**WORK INSTRUCTIONS:**
In the entries below, how many lines hold the word "wniosek"? Answer with the number only.

**RECORDS FOR THE EXERCISE:**

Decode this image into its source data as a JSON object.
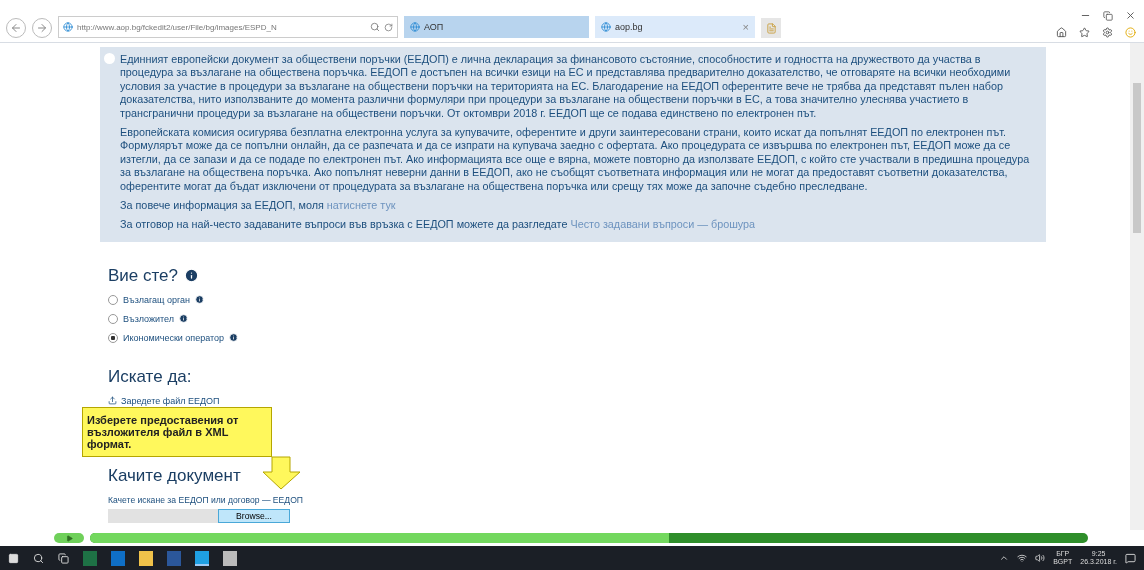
{
  "browser": {
    "address": "http://www.aop.bg/fckedit2/user/File/bg/images/ESPD_N",
    "tabs": [
      {
        "label": "АОП",
        "selected": true
      },
      {
        "label": "aop.bg",
        "selected": false,
        "close": "×"
      }
    ]
  },
  "info": {
    "paragraphs": [
      {
        "text": "Единният европейски документ за обществени поръчки (ЕЕДОП) е лична декларация за финансовото състояние, способностите и годността на дружеството да участва в процедура за възлагане на обществена поръчка. ЕЕДОП е достъпен на всички езици на ЕС и представлява предварително доказателство, че отговаряте на всички необходими условия за участие в процедури за възлагане на обществени поръчки на територията на ЕС. Благодарение на ЕЕДОП оферентите вече не трябва да представят пълен набор доказателства, нито използваните до момента различни формуляри при процедури за възлагане на обществени поръчки в ЕС, а това значително улеснява участието в трансгранични процедури за възлагане на обществени поръчки. От октомври 2018 г. ЕЕДОП ще се подава единствено по електронен път."
      },
      {
        "text": "Европейската комисия осигурява безплатна електронна услуга за купувачите, оферентите и други заинтересовани страни, които искат да попълнят ЕЕДОП по електронен път. Формулярът може да се попълни онлайн, да се разпечата и да се изпрати на купувача заедно с офертата. Ако процедурата се извършва по електронен път, ЕЕДОП може да се изтегли, да се запази и да се подаде по електронен път. Ако информацията все още е вярна, можете повторно да използвате ЕЕДОП, с който сте участвали в предишна процедура за възлагане на обществена поръчка. Ако попълнят неверни данни в ЕЕДОП, ако не съобщят съответната информация или не могат да предоставят съответни доказателства, оферентите могат да бъдат изключени от процедурата за възлагане на обществена поръчка или срещу тях може да започне съдебно преследване."
      },
      {
        "text": "За повече информация за ЕЕДОП, моля",
        "link": "натиснете тук"
      },
      {
        "text": "За отговор на най-често задаваните въпроси във връзка с ЕЕДОП можете да разгледате",
        "link": "Често задавани въпроси — брошура"
      }
    ]
  },
  "who": {
    "heading": "Вие сте?",
    "options": [
      {
        "label": "Възлагащ орган",
        "selected": false
      },
      {
        "label": "Възложител",
        "selected": false
      },
      {
        "label": "Икономически оператор",
        "selected": true
      }
    ]
  },
  "want": {
    "heading": "Искате да:",
    "action": "Заредете файл ЕЕДОП"
  },
  "upload": {
    "heading": "Качите документ",
    "hint": "Качете искане за ЕЕДОП или договор — ЕЕДОП",
    "browse": "Browse..."
  },
  "callout": {
    "text": "Изберете предоставения от възложителя файл в XML формат."
  },
  "player": {
    "level": 0.58
  },
  "taskbar": {
    "apps": [
      {
        "kind": "excel",
        "active": false
      },
      {
        "kind": "outlook",
        "active": false
      },
      {
        "kind": "explorer",
        "active": false
      },
      {
        "kind": "word",
        "active": false
      },
      {
        "kind": "ie",
        "active": true
      },
      {
        "kind": "calculator",
        "active": false
      }
    ],
    "language": "БГР",
    "layout": "BGPT",
    "time": "9:25",
    "date": "26.3.2018 г."
  }
}
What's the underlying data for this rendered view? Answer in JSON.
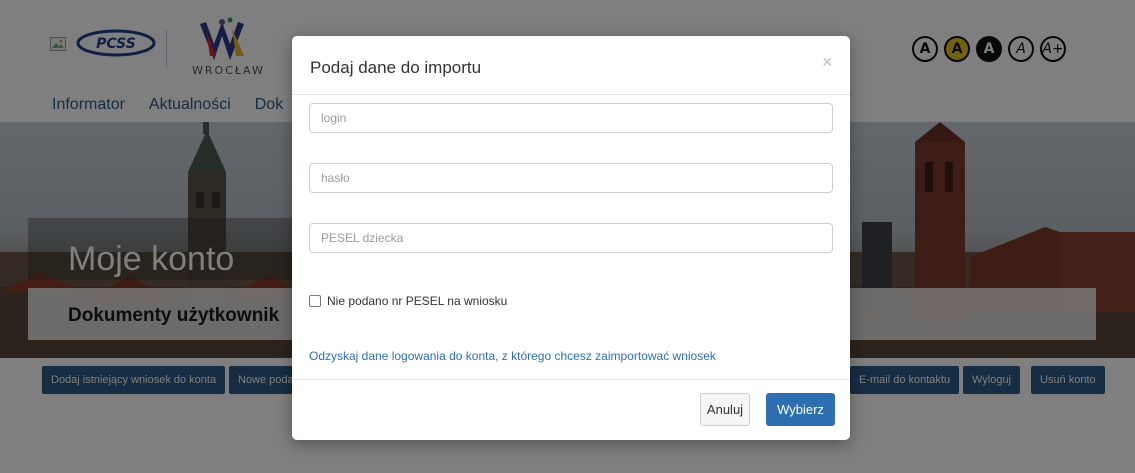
{
  "header": {
    "wroclaw_text": "WROCŁAW",
    "pcss_text": "PCSS",
    "accessibility": [
      "A",
      "A",
      "A",
      "A",
      "A+"
    ]
  },
  "nav": {
    "items": [
      "Informator",
      "Aktualności",
      "Dok"
    ]
  },
  "hero": {
    "title": "Moje konto",
    "subtitle": "Dokumenty użytkownik"
  },
  "actions": {
    "add_existing": "Dodaj istniejący wniosek do konta",
    "new_prefix": "Nowe podan",
    "email": "E-mail do kontaktu",
    "logout": "Wyloguj",
    "delete": "Usuń konto"
  },
  "modal": {
    "title": "Podaj dane do importu",
    "close": "×",
    "login_placeholder": "login",
    "password_placeholder": "hasło",
    "pesel_placeholder": "PESEL dziecka",
    "checkbox_label": "Nie podano nr PESEL na wniosku",
    "recover_link": "Odzyskaj dane logowania do konta, z którego chcesz zaimportować wniosek",
    "cancel": "Anuluj",
    "confirm": "Wybierz"
  },
  "colors": {
    "primary": "#2d6fb0",
    "dark_button": "#2d5a87",
    "accent_yellow": "#e8c517"
  }
}
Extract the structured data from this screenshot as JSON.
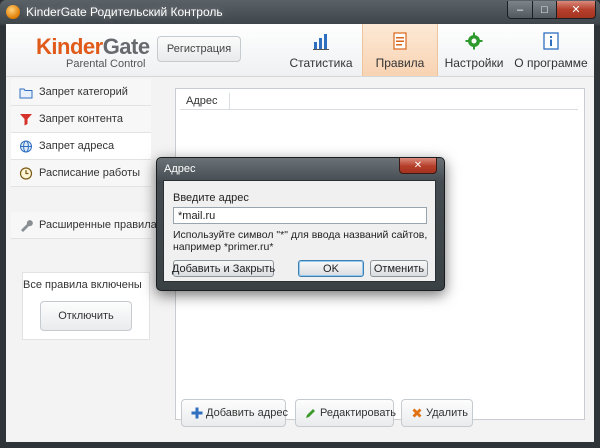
{
  "window": {
    "title": "KinderGate Родительский Контроль",
    "controls": {
      "minimize": "–",
      "maximize": "□",
      "close": "✕"
    }
  },
  "header": {
    "logo": {
      "kinder": "Kinder",
      "gate": "Gate",
      "subtitle": "Parental Control"
    },
    "register_label": "Регистрация",
    "tabs": [
      {
        "label": "Статистика",
        "icon": "bar-chart-icon"
      },
      {
        "label": "Правила",
        "icon": "rules-document-icon",
        "active": true
      },
      {
        "label": "Настройки",
        "icon": "gear-icon"
      },
      {
        "label": "О программе",
        "icon": "info-icon"
      }
    ]
  },
  "sidebar": {
    "items": [
      {
        "label": "Запрет категорий",
        "icon": "folder-icon"
      },
      {
        "label": "Запрет контента",
        "icon": "filter-icon"
      },
      {
        "label": "Запрет адреса",
        "icon": "globe-icon",
        "active": true
      },
      {
        "label": "Расписание работы",
        "icon": "clock-icon"
      },
      {
        "label": "Расширенные правила",
        "icon": "wrench-icon"
      }
    ],
    "status_text": "Все правила включены",
    "disable_label": "Отключить"
  },
  "content": {
    "column_header": "Адрес",
    "actions": {
      "add": "Добавить адрес",
      "edit": "Редактировать",
      "delete": "Удалить"
    }
  },
  "dialog": {
    "title": "Адрес",
    "close": "✕",
    "prompt": "Введите адрес",
    "input_value": "*mail.ru",
    "hint": "Используйте символ \"*\" для ввода названий сайтов, например *primer.ru*",
    "buttons": {
      "add_close": "Добавить и Закрыть",
      "ok": "OK",
      "cancel": "Отменить"
    }
  },
  "colors": {
    "accent_orange": "#e05a1a",
    "active_tab_bg": "#f8d3b2",
    "add_icon_blue": "#2f6fc0",
    "edit_icon_green": "#3a9a2a",
    "delete_icon_orange": "#e07010"
  }
}
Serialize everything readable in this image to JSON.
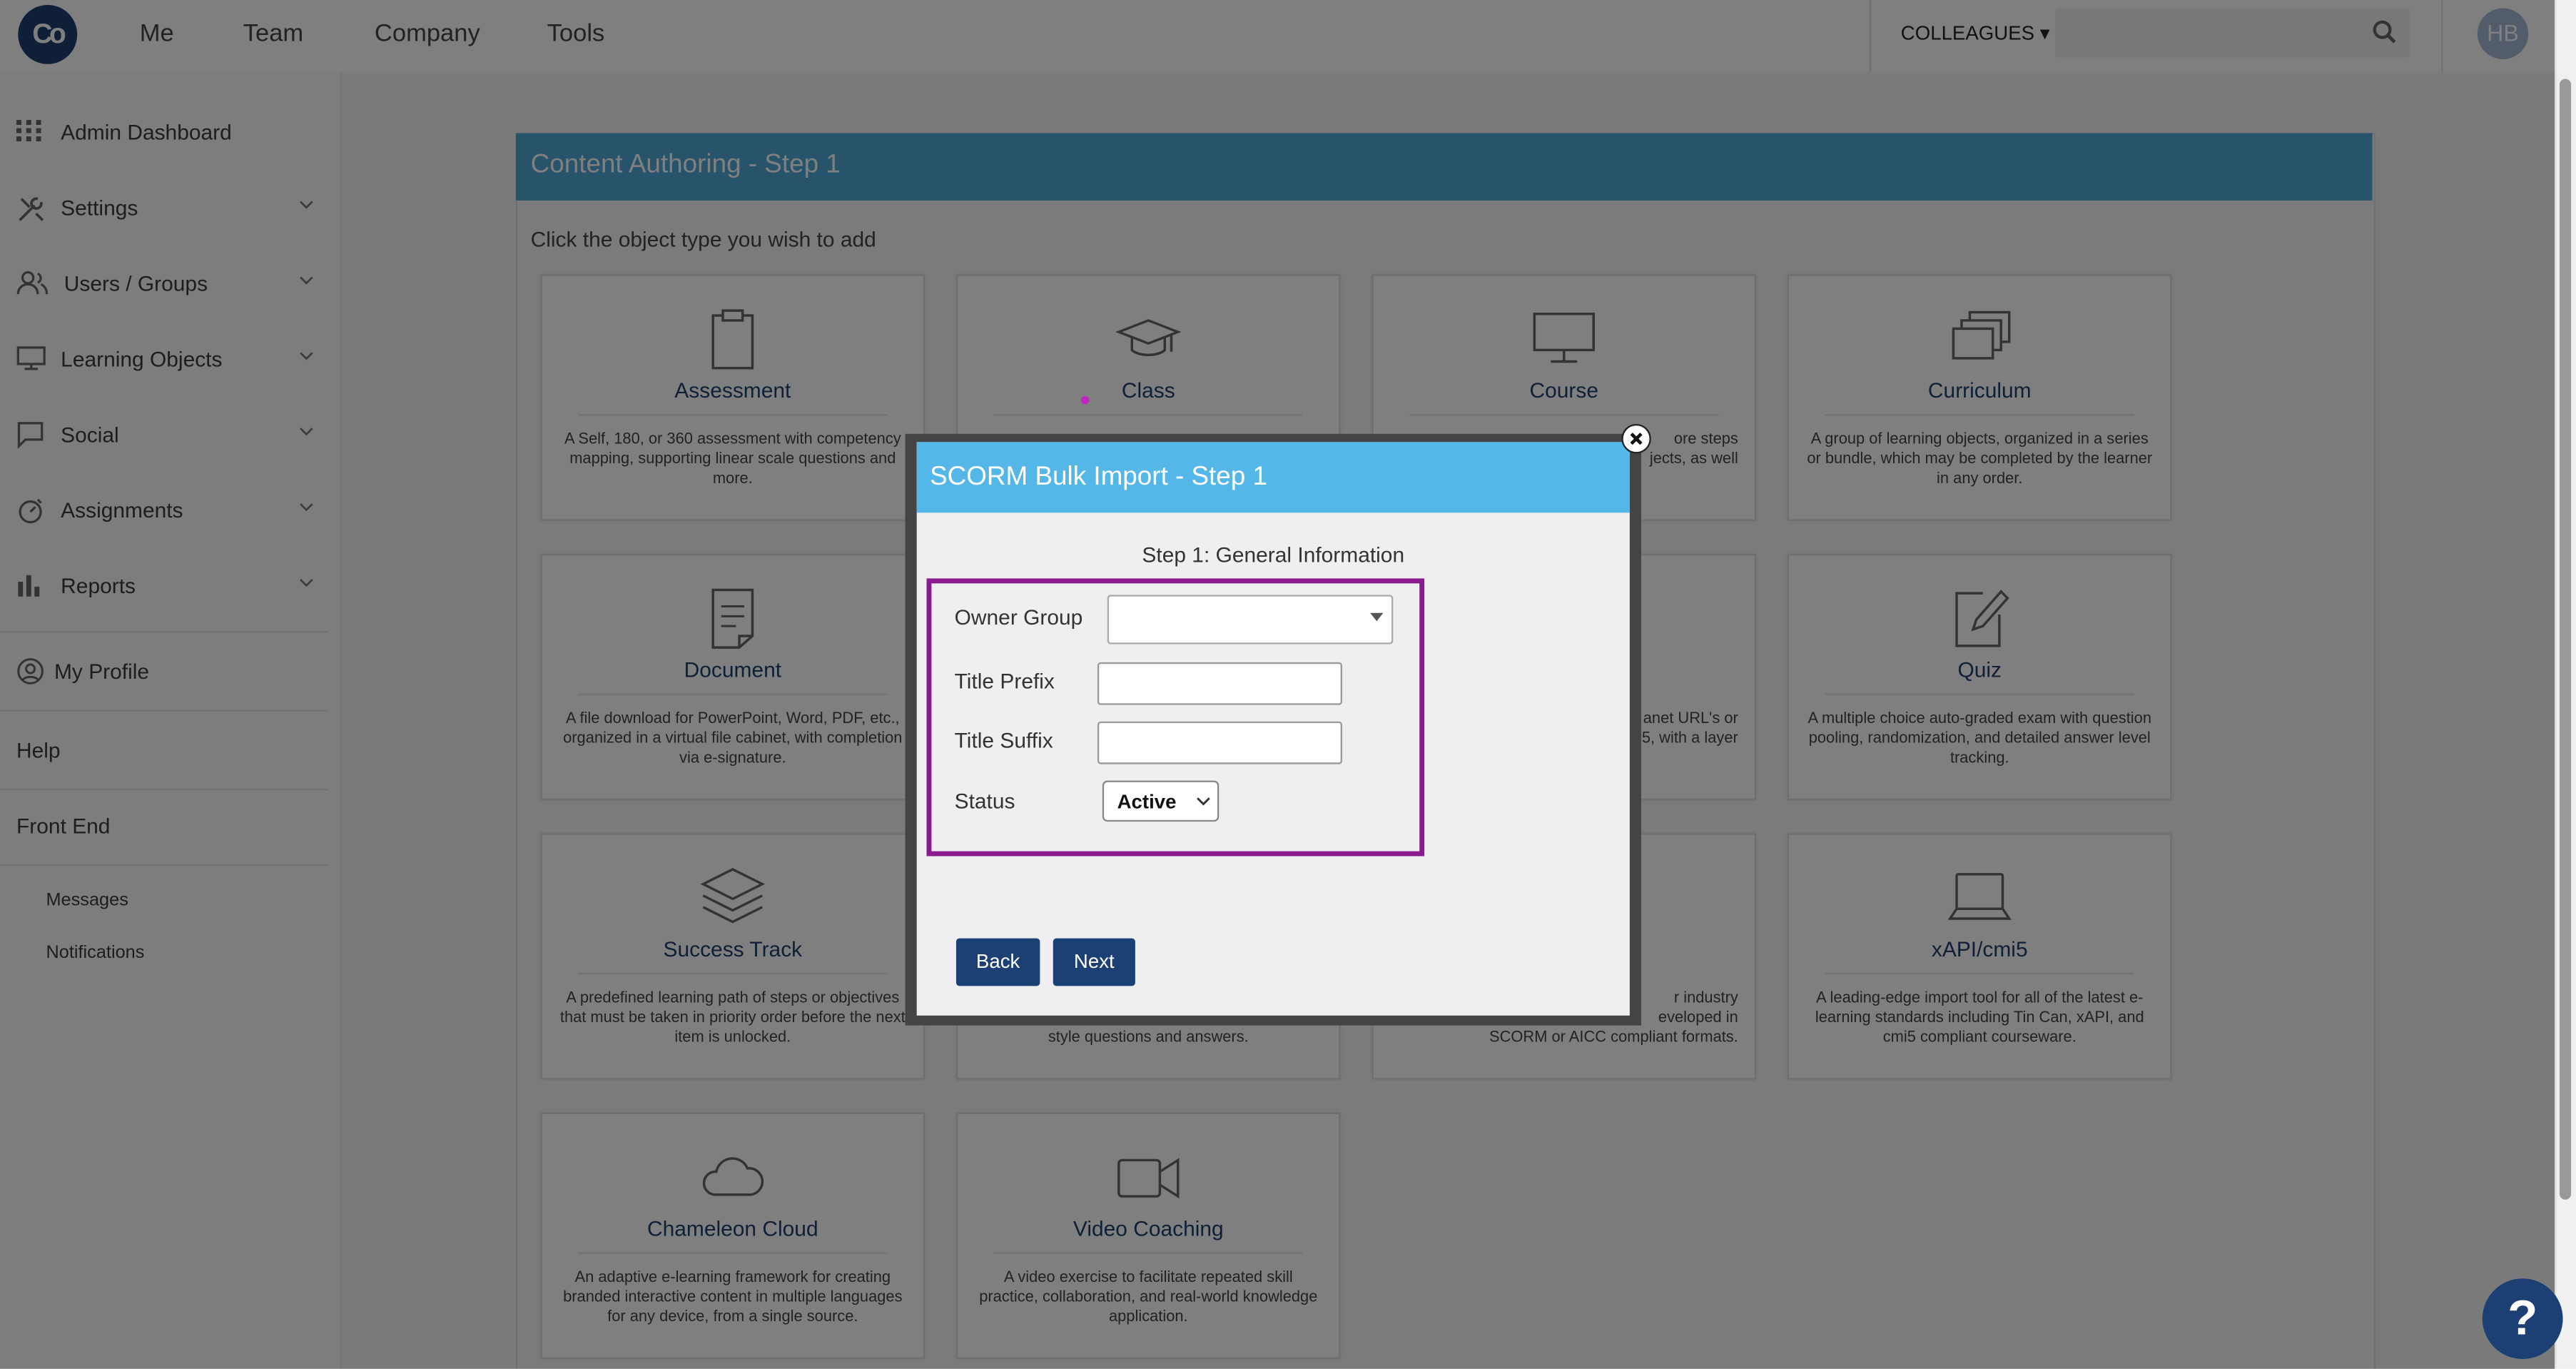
{
  "brand": {
    "logo_text": "Co"
  },
  "topnav": {
    "items": [
      "Me",
      "Team",
      "Company",
      "Tools"
    ],
    "colleagues_label": "COLLEAGUES",
    "search_placeholder": "",
    "avatar_initials": "HB"
  },
  "sidebar": {
    "items": [
      {
        "label": "Admin Dashboard",
        "icon": "grid-icon",
        "expandable": false
      },
      {
        "label": "Settings",
        "icon": "tools-icon",
        "expandable": true
      },
      {
        "label": "Users / Groups",
        "icon": "users-icon",
        "expandable": true
      },
      {
        "label": "Learning Objects",
        "icon": "monitor-icon",
        "expandable": true
      },
      {
        "label": "Social",
        "icon": "chat-icon",
        "expandable": true
      },
      {
        "label": "Assignments",
        "icon": "stopwatch-icon",
        "expandable": true
      },
      {
        "label": "Reports",
        "icon": "bar-chart-icon",
        "expandable": true
      }
    ],
    "my_profile": "My Profile",
    "help": "Help",
    "front_end": "Front End",
    "messages": "Messages",
    "notifications": "Notifications"
  },
  "content": {
    "title": "Content Authoring - Step 1",
    "instruction": "Click the object type you wish to add",
    "cards": [
      {
        "title": "Assessment",
        "desc": "A Self, 180, or 360 assessment with competency mapping, supporting linear scale questions and more.",
        "icon": "clipboard-icon"
      },
      {
        "title": "Class",
        "desc": "",
        "icon": "graduation-cap-icon"
      },
      {
        "title": "Course",
        "desc": "ore steps\njects, as well",
        "icon": "monitor-icon"
      },
      {
        "title": "Curriculum",
        "desc": "A group of learning objects, organized in a series or bundle, which may be completed by the learner in any order.",
        "icon": "stacked-windows-icon"
      },
      {
        "title": "Document",
        "desc": "A file download for PowerPoint, Word, PDF, etc., organized in a virtual file cabinet, with completion via e-signature.",
        "icon": "document-icon"
      },
      {
        "title": "",
        "desc": "",
        "icon": ""
      },
      {
        "title": "",
        "desc": "anet URL's or\n5, with a layer",
        "icon": ""
      },
      {
        "title": "Quiz",
        "desc": "A multiple choice auto-graded exam with question pooling, randomization, and detailed answer level tracking.",
        "icon": "pencil-paper-icon"
      },
      {
        "title": "Success Track",
        "desc": "A predefined learning path of steps or objectives that must be taken in priority order before the next item is unlocked.",
        "icon": "layers-icon"
      },
      {
        "title": "",
        "desc": "style questions and answers.",
        "icon": ""
      },
      {
        "title": "",
        "desc": "r industry\neveloped in\nSCORM or AICC compliant formats.",
        "icon": ""
      },
      {
        "title": "xAPI/cmi5",
        "desc": "A leading-edge import tool for all of the latest e-learning standards including Tin Can, xAPI, and cmi5 compliant courseware.",
        "icon": "laptop-icon"
      },
      {
        "title": "Chameleon Cloud",
        "desc": "An adaptive e-learning framework for creating branded interactive content in multiple languages for any device, from a single source.",
        "icon": "cloud-icon"
      },
      {
        "title": "Video Coaching",
        "desc": "A video exercise to facilitate repeated skill practice, collaboration, and real-world knowledge application.",
        "icon": "video-camera-icon"
      }
    ]
  },
  "modal": {
    "title": "SCORM Bulk Import - Step 1",
    "step_title": "Step 1: General Information",
    "owner_group_label": "Owner Group",
    "owner_group_value": "",
    "title_prefix_label": "Title Prefix",
    "title_prefix_value": "",
    "title_suffix_label": "Title Suffix",
    "title_suffix_value": "",
    "status_label": "Status",
    "status_value": "Active",
    "back_label": "Back",
    "next_label": "Next",
    "highlight_color": "#8b1a8f"
  },
  "help_bubble": {
    "label": "?"
  },
  "colors": {
    "header_blue": "#4ea7d6",
    "modal_header": "#55b7e8",
    "navy": "#1c3f74"
  }
}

**TASK ANSWER:**
2